The McChrystal report acknowledges that most insurgent fighters in Afghanistan are "directed by a small number of Afghan senior leaders based in Pakistan that work through an alternative political infrastructure in Afghanistan." However, the report fails to spell out a strategy for neutralizing this leadership and for convincing Pakistan to use all of the tools at its disposal to assist the U.S. in that effort.
Pakistan has made substantial gains against insurgents threatening stability inside Pakistan. There is more clarity within the Pakistani military leadership and among the Pakistani public about the threat posed to the country from Taliban elements. A recent public opinion poll by the Pew Global Attitudes Project found that 69 percent of Pakistanis worry that extremists could take control of their country. The poll further indicated that 70 percent of Pakistanis now rate the Taliban unfavorably compared to only 33 percent a year ago.
U.S. officials must now build on this momentum by convincing Pakistan to take the fight to the Afghan Taliban leadership that finds sanctuary in and around Quetta in Pakistan's Baluchistan Province. U.S. officials must convince Pakistan of the futility of allowing the Afghan Taliban leadership to flourish in the region and of the potential consequences for Pakistan's own stability of refusing to crack down on these elements.

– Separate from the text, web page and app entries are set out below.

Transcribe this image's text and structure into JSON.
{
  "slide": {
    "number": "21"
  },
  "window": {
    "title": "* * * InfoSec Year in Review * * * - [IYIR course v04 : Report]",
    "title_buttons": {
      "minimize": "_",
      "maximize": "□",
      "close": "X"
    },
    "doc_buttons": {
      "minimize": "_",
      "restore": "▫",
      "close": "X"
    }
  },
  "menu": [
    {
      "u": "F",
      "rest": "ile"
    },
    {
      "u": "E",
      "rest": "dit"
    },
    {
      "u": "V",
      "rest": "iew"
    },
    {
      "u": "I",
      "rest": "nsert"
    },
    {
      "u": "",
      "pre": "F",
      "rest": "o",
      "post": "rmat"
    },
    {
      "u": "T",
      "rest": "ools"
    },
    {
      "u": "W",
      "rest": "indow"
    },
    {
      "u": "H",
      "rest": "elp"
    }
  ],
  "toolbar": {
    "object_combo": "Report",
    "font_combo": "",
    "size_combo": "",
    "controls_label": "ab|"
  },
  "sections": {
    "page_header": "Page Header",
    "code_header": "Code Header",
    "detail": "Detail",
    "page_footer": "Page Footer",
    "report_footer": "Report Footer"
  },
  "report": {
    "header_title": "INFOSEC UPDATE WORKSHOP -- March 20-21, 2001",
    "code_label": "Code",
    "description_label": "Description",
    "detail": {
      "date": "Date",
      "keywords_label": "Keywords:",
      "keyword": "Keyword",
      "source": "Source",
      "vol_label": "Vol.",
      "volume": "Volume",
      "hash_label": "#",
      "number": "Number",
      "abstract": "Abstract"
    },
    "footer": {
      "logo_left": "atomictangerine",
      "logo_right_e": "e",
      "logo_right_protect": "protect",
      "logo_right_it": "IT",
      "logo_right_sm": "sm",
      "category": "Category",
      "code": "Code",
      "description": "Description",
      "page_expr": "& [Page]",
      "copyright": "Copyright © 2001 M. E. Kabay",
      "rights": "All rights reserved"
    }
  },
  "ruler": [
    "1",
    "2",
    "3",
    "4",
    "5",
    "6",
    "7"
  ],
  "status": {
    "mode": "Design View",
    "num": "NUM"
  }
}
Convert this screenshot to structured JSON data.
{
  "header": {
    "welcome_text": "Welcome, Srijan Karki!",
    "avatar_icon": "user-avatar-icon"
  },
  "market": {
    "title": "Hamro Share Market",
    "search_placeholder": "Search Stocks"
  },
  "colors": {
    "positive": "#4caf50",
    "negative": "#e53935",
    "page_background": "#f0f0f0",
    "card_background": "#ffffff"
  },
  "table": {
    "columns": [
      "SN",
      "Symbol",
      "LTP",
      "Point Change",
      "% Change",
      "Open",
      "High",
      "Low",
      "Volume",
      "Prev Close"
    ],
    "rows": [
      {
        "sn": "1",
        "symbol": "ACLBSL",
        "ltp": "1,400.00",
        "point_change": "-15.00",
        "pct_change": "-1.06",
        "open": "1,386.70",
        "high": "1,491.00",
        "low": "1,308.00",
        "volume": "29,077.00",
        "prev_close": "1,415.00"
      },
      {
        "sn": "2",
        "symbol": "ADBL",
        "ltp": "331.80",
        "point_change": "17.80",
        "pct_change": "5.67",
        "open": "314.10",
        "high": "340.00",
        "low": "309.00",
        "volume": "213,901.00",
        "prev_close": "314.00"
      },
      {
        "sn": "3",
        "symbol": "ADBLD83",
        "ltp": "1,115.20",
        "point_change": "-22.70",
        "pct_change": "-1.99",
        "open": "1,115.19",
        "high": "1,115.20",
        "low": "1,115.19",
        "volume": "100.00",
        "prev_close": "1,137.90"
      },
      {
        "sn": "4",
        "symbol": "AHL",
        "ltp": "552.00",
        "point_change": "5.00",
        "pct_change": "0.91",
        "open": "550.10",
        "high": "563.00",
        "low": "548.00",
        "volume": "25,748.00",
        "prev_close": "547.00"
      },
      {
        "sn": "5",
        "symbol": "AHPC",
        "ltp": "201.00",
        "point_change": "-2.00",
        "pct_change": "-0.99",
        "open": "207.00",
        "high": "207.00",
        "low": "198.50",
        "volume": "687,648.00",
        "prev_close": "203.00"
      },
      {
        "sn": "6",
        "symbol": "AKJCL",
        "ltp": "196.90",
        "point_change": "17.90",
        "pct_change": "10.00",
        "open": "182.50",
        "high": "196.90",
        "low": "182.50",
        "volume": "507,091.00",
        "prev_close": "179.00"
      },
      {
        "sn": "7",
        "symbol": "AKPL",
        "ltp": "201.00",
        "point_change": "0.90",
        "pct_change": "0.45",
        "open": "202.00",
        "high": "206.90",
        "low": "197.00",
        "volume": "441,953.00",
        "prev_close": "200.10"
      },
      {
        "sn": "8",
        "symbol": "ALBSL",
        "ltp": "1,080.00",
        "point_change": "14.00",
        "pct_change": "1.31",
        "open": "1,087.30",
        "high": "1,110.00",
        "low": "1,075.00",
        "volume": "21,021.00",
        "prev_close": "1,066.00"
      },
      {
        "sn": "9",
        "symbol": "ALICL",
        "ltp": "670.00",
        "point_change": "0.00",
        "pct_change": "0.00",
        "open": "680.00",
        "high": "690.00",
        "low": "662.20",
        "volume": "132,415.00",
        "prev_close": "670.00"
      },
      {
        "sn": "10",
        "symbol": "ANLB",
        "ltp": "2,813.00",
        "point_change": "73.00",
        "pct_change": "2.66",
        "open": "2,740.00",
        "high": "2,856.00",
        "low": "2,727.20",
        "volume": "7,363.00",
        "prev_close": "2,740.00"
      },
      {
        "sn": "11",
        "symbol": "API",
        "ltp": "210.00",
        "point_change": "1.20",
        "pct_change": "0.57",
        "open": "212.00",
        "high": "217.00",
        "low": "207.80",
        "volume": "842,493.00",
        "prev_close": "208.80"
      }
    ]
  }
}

Emboldening a Generation of International Terrorists
The Taliban/al-Qaeda threat spans the border between Pakistan and Afghanistan; thus, failure in one country will contribute to failure in the other—just as success in one country will breed success in the other. By appointing Ambassador Richard Holbrooke as the Senior Representative for Afghanistan and Pakistan earlier this year, President Obama signaled that he understood this reality.
The imperfect elections in Afghanistan should not deter the Obama Administration from providing the resources necessary to achieve stability in Afghanistan. To be sure, the outcome of the election was certainly less than ideal. But pulling back from Afghanistan would be devastating, as it would embolden a generation of international terrorists who would then be able to strike at will whenever and wherever they choose.
Lisa Curtis is Senior Research Fellow for South Asia in the Asian Studies Center at The Heritage Foundation.
Copyright 2009 The Heritage Foundation. www.heritage.org Reproduced with permission. All rights reserved.